* [Work task]
Could you state how many lines of the material hold "data"? Include nothing beyond the number.

* [Supplied records]

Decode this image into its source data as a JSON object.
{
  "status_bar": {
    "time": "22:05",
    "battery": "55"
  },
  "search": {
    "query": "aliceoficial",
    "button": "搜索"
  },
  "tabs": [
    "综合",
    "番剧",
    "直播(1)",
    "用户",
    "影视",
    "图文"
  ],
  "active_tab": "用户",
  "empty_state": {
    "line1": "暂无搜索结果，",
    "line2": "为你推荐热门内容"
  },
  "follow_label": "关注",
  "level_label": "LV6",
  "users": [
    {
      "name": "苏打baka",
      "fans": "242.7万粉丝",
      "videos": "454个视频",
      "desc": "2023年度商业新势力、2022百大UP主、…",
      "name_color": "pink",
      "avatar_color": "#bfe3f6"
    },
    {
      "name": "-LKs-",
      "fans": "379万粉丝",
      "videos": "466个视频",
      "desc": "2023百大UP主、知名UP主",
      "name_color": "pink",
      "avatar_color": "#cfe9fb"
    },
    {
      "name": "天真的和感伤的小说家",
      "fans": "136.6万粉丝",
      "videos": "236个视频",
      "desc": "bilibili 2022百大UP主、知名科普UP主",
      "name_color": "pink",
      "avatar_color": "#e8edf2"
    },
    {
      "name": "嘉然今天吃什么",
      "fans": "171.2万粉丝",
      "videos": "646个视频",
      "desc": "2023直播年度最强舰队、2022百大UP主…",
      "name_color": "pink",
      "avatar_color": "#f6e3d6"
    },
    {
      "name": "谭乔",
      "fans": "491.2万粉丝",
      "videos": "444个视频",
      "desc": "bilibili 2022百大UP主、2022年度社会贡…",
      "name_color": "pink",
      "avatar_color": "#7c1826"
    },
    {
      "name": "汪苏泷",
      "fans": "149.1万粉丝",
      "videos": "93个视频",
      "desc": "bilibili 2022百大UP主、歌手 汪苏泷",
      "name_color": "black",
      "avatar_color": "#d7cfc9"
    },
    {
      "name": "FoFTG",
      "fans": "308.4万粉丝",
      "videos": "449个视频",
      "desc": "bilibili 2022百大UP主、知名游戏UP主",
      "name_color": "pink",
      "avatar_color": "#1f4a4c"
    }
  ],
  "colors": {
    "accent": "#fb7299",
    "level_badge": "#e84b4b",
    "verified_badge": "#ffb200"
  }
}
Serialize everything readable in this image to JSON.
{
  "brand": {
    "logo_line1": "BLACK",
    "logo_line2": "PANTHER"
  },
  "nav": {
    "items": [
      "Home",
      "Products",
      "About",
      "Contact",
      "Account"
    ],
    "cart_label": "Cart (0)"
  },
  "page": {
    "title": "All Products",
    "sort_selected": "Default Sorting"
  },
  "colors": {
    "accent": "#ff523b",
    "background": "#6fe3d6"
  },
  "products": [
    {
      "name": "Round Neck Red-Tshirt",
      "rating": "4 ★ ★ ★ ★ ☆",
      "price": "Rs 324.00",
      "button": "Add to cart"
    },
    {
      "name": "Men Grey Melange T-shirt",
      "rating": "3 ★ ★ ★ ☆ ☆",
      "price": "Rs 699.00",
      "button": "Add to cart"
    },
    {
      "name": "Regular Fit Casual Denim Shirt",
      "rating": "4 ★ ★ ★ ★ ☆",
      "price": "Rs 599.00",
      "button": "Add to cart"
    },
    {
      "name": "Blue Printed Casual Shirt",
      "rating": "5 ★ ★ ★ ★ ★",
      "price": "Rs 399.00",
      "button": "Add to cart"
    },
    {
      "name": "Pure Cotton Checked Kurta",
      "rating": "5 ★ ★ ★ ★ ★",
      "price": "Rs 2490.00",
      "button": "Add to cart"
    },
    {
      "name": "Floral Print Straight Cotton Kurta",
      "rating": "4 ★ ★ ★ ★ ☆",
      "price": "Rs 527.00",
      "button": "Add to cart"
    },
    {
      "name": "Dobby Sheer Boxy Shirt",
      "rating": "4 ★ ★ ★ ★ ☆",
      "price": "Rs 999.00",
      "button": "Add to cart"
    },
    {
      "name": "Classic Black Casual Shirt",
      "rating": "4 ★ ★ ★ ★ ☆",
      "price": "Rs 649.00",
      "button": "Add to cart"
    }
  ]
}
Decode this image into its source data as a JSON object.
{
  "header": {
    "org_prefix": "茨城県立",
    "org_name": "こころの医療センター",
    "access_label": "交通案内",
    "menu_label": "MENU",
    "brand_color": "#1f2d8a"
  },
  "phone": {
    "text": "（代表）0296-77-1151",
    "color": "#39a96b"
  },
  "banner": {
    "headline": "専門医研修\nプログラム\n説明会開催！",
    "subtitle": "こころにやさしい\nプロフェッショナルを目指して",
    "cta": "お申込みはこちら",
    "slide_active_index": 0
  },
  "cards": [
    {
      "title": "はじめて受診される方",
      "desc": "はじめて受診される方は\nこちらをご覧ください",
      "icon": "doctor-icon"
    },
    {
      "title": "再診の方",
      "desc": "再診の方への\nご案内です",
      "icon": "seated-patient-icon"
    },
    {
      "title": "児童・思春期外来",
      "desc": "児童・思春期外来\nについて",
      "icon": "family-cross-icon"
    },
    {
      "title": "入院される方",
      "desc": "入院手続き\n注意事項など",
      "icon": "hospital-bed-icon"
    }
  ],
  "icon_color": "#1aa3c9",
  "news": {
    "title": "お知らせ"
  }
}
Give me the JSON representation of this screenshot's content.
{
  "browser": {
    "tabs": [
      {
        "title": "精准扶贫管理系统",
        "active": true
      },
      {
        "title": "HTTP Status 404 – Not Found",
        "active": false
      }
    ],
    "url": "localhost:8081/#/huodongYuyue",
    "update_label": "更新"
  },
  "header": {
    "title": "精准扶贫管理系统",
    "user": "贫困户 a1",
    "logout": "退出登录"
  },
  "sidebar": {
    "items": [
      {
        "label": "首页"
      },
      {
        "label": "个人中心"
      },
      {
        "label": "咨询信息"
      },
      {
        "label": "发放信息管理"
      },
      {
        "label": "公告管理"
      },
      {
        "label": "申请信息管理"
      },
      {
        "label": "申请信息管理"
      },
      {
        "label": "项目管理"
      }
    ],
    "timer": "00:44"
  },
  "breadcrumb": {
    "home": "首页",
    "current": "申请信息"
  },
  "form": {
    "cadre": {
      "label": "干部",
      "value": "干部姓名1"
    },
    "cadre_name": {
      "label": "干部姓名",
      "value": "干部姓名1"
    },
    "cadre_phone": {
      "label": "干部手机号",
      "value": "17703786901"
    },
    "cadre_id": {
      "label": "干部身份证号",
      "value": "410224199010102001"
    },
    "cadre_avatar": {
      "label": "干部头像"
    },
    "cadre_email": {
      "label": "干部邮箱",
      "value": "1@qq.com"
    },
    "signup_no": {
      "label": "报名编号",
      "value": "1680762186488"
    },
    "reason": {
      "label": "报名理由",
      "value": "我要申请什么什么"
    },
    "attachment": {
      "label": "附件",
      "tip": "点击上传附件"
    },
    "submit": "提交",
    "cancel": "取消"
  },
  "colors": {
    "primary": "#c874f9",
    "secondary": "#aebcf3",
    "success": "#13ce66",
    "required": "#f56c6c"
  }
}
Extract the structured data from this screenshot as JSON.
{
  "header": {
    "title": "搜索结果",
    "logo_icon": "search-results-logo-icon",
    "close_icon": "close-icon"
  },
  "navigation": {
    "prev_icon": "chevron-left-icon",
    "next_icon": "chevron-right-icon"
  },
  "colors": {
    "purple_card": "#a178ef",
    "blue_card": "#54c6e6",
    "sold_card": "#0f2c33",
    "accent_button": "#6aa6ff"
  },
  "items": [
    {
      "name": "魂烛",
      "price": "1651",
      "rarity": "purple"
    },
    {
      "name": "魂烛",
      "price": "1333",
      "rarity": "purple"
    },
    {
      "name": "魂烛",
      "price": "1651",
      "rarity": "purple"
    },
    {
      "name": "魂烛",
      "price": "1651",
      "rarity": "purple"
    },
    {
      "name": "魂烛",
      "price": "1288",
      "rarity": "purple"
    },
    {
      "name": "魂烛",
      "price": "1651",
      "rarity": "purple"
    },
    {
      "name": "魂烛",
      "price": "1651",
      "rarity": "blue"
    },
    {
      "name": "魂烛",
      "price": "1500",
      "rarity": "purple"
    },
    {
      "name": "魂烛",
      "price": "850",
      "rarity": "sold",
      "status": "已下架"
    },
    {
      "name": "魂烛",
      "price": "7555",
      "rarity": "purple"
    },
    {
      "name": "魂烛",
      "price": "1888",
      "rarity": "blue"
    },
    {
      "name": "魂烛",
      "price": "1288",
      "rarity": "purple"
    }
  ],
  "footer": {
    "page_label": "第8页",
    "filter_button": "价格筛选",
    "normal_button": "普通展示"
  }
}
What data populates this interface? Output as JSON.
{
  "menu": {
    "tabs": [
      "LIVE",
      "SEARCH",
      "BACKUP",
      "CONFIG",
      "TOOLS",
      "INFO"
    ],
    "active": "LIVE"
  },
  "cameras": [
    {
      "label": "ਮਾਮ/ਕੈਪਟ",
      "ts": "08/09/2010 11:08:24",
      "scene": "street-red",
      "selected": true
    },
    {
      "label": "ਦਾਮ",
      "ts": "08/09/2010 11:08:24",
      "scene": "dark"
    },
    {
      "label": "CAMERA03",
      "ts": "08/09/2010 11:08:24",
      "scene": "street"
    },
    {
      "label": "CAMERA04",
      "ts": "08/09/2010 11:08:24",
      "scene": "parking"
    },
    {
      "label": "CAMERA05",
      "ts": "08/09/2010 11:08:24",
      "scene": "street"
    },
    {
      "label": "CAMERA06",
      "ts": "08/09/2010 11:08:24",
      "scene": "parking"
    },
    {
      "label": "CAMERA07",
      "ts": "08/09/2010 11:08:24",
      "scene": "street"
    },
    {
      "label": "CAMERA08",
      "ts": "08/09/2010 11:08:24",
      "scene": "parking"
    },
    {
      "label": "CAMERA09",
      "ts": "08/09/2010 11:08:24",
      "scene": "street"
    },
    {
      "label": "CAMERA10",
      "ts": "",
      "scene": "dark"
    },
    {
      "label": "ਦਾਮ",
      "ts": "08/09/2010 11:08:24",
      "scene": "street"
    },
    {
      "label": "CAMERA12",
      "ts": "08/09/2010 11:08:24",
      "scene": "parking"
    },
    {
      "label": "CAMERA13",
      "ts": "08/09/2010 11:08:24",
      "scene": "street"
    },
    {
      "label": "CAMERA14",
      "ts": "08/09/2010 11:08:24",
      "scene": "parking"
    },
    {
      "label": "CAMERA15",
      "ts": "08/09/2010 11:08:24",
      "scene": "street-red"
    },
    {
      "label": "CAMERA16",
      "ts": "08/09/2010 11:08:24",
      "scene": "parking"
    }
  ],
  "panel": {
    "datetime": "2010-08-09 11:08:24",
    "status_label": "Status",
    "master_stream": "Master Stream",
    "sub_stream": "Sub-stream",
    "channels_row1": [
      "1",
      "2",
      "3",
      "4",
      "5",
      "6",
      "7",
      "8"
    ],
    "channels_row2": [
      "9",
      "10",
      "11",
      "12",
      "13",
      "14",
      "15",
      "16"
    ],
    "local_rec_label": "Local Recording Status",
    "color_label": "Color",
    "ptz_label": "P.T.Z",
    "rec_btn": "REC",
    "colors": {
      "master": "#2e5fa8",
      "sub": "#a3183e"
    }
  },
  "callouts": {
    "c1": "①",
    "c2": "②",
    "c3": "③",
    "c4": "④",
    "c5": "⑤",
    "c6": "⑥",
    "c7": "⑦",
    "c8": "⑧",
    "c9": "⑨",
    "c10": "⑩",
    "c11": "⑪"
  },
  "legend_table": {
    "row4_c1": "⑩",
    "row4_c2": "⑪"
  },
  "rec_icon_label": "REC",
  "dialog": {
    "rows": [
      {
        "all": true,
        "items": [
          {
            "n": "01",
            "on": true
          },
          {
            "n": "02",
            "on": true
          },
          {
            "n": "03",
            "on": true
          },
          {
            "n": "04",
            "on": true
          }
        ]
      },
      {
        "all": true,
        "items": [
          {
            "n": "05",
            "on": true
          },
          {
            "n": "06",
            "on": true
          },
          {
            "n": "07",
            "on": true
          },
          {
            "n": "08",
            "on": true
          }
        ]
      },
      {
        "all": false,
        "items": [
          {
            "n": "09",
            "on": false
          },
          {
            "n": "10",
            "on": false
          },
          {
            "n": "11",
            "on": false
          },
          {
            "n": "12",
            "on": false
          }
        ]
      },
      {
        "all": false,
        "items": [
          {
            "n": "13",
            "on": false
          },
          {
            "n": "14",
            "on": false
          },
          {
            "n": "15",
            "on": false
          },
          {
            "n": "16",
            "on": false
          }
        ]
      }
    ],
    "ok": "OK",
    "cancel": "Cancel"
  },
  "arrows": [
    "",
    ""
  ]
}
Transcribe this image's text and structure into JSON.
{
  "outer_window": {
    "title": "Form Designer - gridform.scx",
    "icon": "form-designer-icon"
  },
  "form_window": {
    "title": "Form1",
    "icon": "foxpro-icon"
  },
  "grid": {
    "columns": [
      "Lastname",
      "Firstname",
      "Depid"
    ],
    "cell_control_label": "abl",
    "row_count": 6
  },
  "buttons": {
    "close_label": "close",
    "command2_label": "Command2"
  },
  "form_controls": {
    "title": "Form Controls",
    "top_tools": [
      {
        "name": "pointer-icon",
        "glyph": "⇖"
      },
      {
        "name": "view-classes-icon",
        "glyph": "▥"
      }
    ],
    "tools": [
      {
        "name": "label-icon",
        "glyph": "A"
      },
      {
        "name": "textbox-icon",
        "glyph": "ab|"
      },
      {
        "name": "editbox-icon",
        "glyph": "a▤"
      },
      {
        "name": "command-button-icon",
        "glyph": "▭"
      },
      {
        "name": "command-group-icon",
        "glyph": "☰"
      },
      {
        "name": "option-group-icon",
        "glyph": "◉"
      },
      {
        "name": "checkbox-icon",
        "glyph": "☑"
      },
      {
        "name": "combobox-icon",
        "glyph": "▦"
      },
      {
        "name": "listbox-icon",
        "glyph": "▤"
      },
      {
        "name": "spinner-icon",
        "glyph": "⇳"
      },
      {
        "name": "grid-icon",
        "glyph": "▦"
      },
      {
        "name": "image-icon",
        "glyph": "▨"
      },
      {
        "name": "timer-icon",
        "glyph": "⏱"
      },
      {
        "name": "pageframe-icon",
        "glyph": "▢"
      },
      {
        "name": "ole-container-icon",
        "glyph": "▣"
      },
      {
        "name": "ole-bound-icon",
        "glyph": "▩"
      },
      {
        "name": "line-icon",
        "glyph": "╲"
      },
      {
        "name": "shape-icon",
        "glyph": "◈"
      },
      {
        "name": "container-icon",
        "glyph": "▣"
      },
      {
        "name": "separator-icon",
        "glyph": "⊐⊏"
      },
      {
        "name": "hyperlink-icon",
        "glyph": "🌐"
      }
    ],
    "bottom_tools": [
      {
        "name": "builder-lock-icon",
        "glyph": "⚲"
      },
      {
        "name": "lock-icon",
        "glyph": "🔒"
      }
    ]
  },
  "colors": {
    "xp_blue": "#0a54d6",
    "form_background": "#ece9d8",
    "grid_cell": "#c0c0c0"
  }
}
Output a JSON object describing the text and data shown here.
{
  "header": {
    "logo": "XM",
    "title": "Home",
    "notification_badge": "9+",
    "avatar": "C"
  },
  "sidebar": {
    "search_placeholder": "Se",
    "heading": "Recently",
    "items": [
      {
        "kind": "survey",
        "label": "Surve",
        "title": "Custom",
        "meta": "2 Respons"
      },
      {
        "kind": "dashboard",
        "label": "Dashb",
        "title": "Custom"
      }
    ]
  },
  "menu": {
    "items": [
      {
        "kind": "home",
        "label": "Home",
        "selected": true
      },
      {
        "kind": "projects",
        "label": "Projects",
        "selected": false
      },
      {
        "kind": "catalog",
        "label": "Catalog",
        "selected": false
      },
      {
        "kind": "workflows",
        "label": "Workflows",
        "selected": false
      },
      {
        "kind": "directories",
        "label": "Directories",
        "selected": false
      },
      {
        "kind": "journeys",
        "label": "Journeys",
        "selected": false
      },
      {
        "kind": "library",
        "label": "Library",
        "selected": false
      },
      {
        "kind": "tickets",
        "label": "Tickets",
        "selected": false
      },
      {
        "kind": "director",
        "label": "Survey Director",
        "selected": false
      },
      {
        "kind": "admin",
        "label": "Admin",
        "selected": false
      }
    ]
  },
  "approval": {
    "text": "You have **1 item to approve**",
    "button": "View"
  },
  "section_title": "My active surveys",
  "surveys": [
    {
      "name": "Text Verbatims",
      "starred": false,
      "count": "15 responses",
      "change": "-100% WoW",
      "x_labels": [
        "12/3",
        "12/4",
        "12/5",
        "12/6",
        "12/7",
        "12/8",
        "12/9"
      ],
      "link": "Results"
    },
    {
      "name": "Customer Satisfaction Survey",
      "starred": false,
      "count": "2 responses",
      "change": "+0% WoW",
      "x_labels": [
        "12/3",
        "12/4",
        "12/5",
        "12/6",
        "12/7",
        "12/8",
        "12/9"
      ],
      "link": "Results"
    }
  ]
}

* [Response area]
5